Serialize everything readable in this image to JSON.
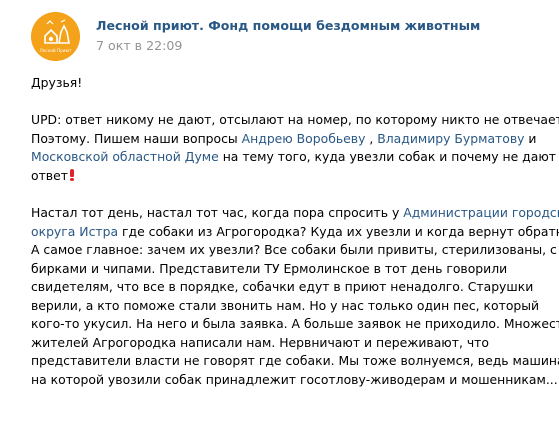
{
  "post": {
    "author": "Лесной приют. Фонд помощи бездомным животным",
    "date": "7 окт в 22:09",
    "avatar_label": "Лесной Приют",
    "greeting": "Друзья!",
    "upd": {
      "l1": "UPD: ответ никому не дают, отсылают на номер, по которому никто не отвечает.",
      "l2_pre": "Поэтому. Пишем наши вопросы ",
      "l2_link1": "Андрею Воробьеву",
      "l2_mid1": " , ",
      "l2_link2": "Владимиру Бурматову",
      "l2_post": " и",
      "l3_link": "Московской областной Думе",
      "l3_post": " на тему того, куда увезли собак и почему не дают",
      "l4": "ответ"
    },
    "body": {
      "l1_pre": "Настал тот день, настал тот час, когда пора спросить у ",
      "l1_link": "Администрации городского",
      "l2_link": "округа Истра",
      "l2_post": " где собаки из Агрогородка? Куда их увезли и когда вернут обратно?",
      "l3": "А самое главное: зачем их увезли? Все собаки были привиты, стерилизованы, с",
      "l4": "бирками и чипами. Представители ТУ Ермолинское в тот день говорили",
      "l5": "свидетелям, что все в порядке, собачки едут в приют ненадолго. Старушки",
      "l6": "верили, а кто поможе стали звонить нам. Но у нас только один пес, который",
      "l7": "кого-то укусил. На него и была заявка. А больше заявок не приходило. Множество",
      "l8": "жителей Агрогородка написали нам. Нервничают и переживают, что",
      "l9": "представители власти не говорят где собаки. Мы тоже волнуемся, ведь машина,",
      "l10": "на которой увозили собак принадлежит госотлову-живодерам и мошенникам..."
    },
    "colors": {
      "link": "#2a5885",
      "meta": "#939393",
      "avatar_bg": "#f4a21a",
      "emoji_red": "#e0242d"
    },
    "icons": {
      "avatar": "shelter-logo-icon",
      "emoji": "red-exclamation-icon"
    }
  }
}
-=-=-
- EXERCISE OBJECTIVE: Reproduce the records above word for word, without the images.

- OUTPUT OF THE TASK:
Serialize everything readable in this image to JSON.
{
  "post": {
    "author": "Лесной приют. Фонд помощи бездомным животным",
    "date": "7 окт в 22:09",
    "avatar_label": "Лесной Приют",
    "greeting": "Друзья!",
    "upd": {
      "l1": "UPD: ответ никому не дают, отсылают на номер, по которому никто не отвечает.",
      "l2_pre": "Поэтому. Пишем наши вопросы ",
      "l2_link1": "Андрею Воробьеву",
      "l2_mid1": " , ",
      "l2_link2": "Владимиру Бурматову",
      "l2_post": " и",
      "l3_link": "Московской областной Думе",
      "l3_post": " на тему того, куда увезли собак и почему не дают",
      "l4": "ответ"
    },
    "body": {
      "l1_pre": "Настал тот день, настал тот час, когда пора спросить у ",
      "l1_link": "Администрации городского",
      "l2_link": "округа Истра",
      "l2_post": " где собаки из Агрогородка? Куда их увезли и когда вернут обратно?",
      "l3": "А самое главное: зачем их увезли? Все собаки были привиты, стерилизованы, с",
      "l4": "бирками и чипами. Представители ТУ Ермолинское в тот день говорили",
      "l5": "свидетелям, что все в порядке, собачки едут в приют ненадолго. Старушки",
      "l6": "верили, а кто поможе стали звонить нам. Но у нас только один пес, который",
      "l7": "кого-то укусил. На него и была заявка. А больше заявок не приходило. Множество",
      "l8": "жителей Агрогородка написали нам. Нервничают и переживают, что",
      "l9": "представители власти не говорят где собаки. Мы тоже волнуемся, ведь машина,",
      "l10": "на которой увозили собак принадлежит госотлову-живодерам и мошенникам..."
    },
    "colors": {
      "link": "#2a5885",
      "meta": "#939393",
      "avatar_bg": "#f4a21a",
      "emoji_red": "#e0242d"
    },
    "icons": {
      "avatar": "shelter-logo-icon",
      "emoji": "red-exclamation-icon"
    }
  }
}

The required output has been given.